§ PROBLEM DESCRIPTION
Give back a single figure: the number of lines in the entries below that contain "value".

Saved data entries
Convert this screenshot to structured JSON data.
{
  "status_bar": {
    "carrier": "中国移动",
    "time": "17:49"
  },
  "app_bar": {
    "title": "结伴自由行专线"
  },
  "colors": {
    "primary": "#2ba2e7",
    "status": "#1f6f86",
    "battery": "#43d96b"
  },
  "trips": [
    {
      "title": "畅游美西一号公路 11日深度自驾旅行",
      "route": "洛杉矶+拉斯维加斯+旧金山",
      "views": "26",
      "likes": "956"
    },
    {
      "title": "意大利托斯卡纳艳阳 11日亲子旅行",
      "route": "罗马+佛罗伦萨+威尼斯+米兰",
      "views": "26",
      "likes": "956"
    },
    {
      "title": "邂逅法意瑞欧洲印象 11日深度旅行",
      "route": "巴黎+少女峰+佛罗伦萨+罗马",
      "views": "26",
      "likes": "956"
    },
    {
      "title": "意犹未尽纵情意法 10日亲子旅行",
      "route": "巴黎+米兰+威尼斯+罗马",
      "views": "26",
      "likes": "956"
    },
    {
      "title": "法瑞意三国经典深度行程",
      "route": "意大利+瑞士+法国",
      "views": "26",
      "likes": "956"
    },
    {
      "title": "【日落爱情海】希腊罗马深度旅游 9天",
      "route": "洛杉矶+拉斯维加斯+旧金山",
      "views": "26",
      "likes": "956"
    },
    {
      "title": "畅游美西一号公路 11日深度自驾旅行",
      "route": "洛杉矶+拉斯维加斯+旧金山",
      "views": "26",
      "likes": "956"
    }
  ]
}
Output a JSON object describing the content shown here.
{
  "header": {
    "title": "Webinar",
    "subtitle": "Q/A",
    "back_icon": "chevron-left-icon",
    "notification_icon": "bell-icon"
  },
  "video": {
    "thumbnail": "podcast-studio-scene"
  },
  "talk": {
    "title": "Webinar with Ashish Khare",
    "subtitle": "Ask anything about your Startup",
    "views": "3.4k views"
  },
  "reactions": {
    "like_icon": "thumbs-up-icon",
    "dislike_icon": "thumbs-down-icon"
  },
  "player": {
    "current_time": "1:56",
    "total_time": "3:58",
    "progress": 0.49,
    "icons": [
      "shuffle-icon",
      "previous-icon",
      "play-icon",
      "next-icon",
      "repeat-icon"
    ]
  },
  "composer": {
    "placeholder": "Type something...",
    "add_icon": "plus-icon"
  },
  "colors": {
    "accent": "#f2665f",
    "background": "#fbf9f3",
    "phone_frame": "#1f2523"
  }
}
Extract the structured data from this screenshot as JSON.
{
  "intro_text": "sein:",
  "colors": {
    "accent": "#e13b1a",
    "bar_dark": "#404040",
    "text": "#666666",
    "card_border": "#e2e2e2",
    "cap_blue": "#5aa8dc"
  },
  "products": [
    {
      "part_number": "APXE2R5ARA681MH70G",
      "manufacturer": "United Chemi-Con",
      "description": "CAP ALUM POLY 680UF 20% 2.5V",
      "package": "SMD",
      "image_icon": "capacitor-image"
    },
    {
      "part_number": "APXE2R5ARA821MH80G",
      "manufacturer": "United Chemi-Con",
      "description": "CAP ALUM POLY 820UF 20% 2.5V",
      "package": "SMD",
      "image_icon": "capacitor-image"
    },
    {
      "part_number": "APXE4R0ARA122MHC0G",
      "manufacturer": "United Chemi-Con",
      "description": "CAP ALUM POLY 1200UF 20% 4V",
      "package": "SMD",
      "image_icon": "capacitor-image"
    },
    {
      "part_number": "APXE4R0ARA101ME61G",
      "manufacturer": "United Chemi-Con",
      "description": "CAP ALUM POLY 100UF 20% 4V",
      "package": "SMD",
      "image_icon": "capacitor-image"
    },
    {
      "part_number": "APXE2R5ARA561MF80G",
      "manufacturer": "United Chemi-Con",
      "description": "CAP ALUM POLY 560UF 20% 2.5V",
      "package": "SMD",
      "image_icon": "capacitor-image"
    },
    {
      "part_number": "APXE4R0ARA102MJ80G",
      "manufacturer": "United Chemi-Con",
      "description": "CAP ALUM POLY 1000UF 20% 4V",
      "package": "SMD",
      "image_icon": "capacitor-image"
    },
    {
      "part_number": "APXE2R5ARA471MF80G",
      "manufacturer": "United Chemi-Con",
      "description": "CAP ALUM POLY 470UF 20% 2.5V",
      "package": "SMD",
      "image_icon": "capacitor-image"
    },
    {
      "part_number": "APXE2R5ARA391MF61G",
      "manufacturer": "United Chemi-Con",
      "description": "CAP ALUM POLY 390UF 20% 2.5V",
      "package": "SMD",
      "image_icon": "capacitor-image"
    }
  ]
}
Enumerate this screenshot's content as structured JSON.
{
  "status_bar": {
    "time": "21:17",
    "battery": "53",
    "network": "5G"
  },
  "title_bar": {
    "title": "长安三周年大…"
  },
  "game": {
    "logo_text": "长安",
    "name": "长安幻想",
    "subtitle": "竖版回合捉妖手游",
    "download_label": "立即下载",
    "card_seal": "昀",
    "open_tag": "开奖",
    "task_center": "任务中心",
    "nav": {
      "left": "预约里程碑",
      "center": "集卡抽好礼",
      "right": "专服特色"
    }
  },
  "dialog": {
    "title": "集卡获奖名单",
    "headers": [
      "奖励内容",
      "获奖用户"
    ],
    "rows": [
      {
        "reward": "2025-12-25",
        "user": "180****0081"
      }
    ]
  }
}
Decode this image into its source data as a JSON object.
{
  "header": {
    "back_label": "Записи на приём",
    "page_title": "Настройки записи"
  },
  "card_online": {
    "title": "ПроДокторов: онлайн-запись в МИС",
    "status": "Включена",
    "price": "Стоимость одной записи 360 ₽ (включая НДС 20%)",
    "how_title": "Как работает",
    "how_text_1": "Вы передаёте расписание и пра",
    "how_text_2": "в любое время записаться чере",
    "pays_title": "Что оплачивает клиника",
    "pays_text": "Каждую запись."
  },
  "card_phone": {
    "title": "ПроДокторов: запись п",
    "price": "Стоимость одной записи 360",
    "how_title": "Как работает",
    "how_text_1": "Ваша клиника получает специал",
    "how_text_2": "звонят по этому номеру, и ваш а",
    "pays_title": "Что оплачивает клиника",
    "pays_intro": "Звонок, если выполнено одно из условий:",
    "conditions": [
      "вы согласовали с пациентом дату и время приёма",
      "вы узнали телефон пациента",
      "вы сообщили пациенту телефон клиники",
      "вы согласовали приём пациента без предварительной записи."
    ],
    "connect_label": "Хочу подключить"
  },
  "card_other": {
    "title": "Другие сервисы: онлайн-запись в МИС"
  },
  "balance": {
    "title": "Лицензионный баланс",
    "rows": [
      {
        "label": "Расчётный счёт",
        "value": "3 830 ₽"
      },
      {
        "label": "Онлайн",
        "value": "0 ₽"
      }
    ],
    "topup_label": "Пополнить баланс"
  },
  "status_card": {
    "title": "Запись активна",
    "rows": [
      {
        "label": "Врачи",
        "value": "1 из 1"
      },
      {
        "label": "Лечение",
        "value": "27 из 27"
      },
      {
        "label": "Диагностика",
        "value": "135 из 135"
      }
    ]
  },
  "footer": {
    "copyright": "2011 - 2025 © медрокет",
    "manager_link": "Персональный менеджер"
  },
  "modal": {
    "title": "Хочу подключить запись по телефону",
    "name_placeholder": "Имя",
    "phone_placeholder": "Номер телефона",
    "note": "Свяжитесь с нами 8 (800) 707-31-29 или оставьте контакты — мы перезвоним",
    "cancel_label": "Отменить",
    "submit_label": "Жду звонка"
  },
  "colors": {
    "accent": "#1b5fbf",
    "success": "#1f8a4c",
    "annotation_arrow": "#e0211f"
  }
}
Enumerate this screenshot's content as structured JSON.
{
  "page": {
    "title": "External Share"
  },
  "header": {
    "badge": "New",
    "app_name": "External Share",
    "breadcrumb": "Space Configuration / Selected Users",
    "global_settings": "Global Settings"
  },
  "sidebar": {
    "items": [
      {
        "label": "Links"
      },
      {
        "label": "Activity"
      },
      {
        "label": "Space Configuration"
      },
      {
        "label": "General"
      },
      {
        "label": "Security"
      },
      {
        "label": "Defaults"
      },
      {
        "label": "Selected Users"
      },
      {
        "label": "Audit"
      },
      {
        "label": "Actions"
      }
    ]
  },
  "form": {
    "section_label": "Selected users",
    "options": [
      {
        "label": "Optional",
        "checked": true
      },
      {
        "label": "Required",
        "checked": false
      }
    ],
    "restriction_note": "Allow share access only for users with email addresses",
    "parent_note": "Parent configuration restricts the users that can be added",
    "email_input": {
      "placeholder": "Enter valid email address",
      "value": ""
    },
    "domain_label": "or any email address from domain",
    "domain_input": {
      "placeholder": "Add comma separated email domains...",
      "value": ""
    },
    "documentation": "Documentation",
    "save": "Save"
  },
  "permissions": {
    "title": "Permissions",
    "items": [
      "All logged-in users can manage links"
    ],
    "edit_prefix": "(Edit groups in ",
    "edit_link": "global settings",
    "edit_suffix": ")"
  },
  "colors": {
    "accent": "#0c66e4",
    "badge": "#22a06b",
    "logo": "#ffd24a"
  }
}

§ RESPONSE
7